WORKING DATA:
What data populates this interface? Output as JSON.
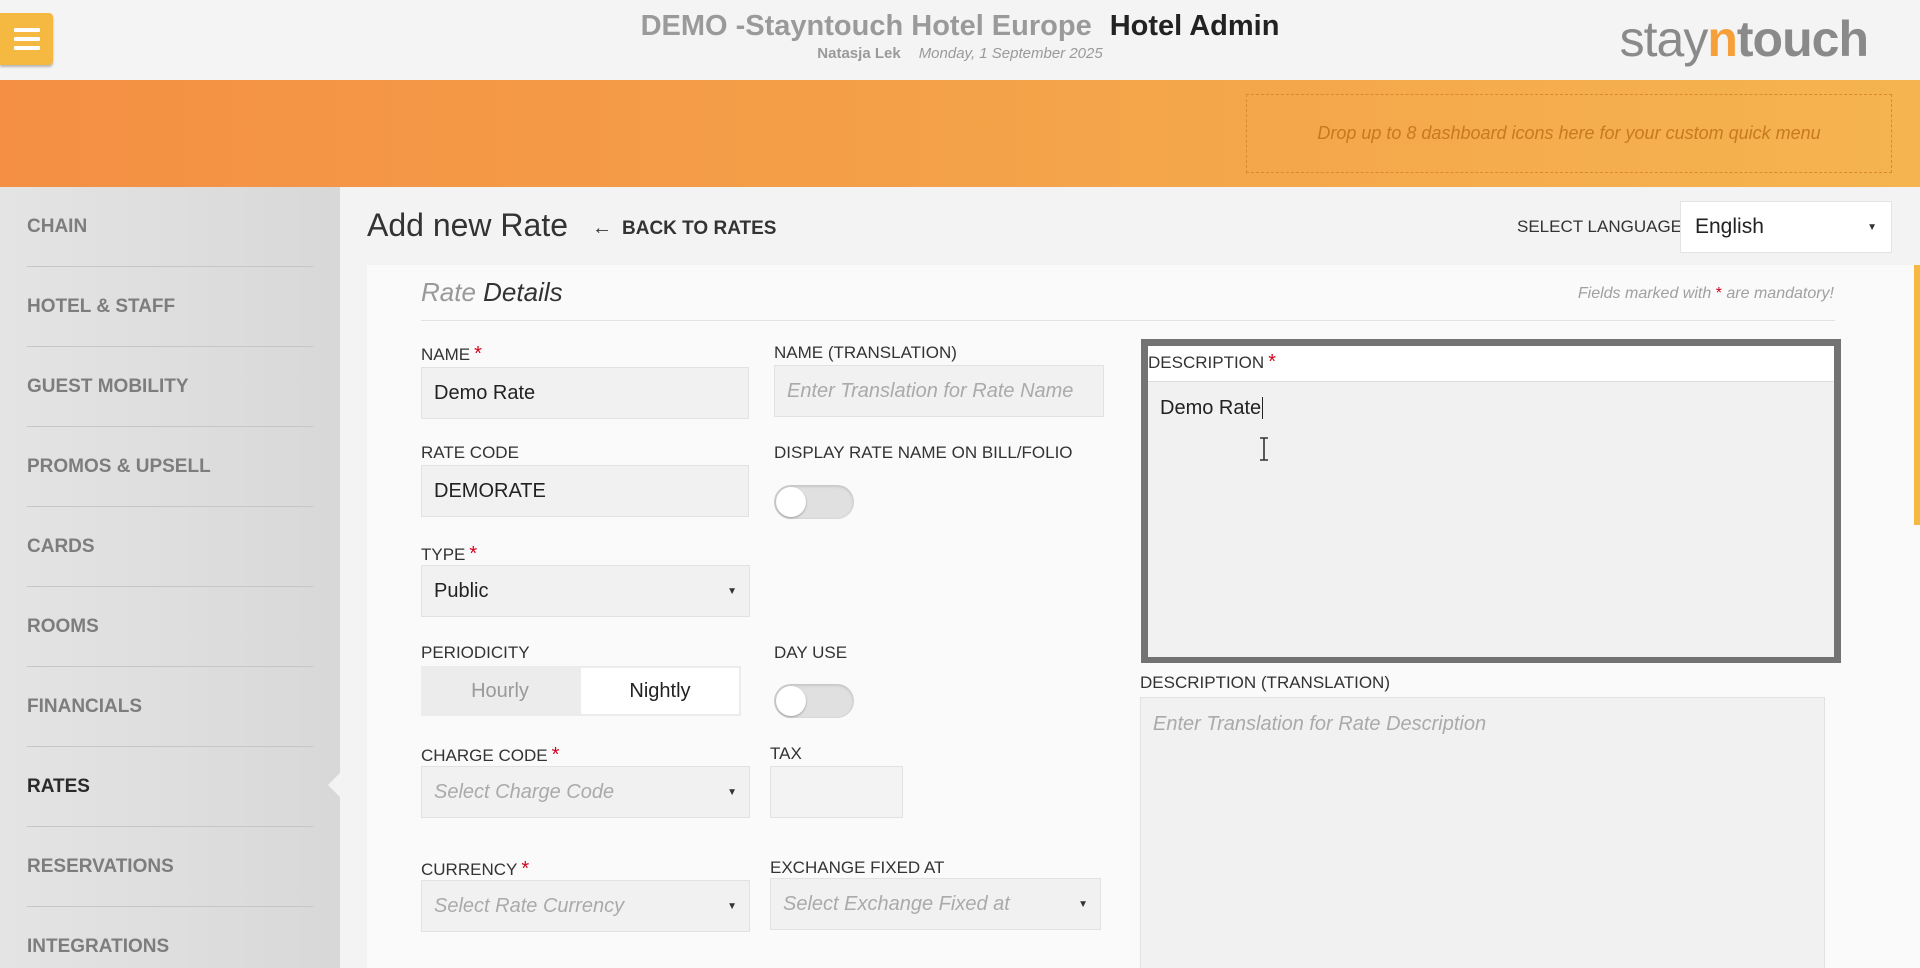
{
  "header": {
    "hotel_name": "DEMO -Stayntouch Hotel Europe",
    "app_name": "Hotel Admin",
    "user": "Natasja Lek",
    "date": "Monday, 1 September 2025",
    "logo_a": "stay",
    "logo_b": "n",
    "logo_c": "touch"
  },
  "banner": {
    "dropzone_text": "Drop up to 8 dashboard icons here for your custom quick menu"
  },
  "sidebar": {
    "items": [
      {
        "label": "CHAIN"
      },
      {
        "label": "HOTEL & STAFF"
      },
      {
        "label": "GUEST MOBILITY"
      },
      {
        "label": "PROMOS & UPSELL"
      },
      {
        "label": "CARDS"
      },
      {
        "label": "ROOMS"
      },
      {
        "label": "FINANCIALS"
      },
      {
        "label": "RATES"
      },
      {
        "label": "RESERVATIONS"
      },
      {
        "label": "INTEGRATIONS"
      }
    ],
    "active": "RATES"
  },
  "page": {
    "title": "Add new Rate",
    "back_label": "BACK TO RATES",
    "language_label": "SELECT LANGUAGE",
    "language_value": "English"
  },
  "form": {
    "section_title_a": "Rate",
    "section_title_b": "Details",
    "mandatory_a": "Fields marked with",
    "mandatory_star": "*",
    "mandatory_b": "are mandatory!",
    "name_label": "NAME",
    "name_value": "Demo Rate",
    "name_translation_label": "NAME (TRANSLATION)",
    "name_translation_placeholder": "Enter Translation for Rate Name",
    "rate_code_label": "RATE CODE",
    "rate_code_value": "DEMORATE",
    "display_name_label": "DISPLAY RATE NAME ON BILL/FOLIO",
    "display_name_on": false,
    "type_label": "TYPE",
    "type_value": "Public",
    "periodicity_label": "PERIODICITY",
    "periodicity_options": [
      "Hourly",
      "Nightly"
    ],
    "periodicity_selected": "Nightly",
    "day_use_label": "DAY USE",
    "day_use_on": false,
    "charge_code_label": "CHARGE CODE",
    "charge_code_placeholder": "Select Charge Code",
    "tax_label": "TAX",
    "tax_value": "",
    "currency_label": "CURRENCY",
    "currency_placeholder": "Select Rate Currency",
    "exchange_label": "EXCHANGE FIXED AT",
    "exchange_placeholder": "Select Exchange Fixed at",
    "description_label": "DESCRIPTION",
    "description_value": "Demo Rate",
    "description_translation_label": "DESCRIPTION (TRANSLATION)",
    "description_translation_placeholder": "Enter Translation for Rate Description",
    "required_mark": "*"
  },
  "colors": {
    "accent": "#f5b942",
    "banner_start": "#f48f43",
    "banner_end": "#f5b44f",
    "required": "#d0021b"
  }
}
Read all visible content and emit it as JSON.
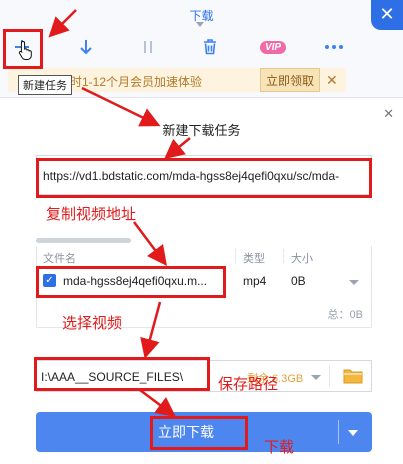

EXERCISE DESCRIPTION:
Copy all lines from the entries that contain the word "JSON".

ANSWER TO THIS EXERCISE:
What data populates this interface? Output as JSON.
Read all visible content and emit it as JSON.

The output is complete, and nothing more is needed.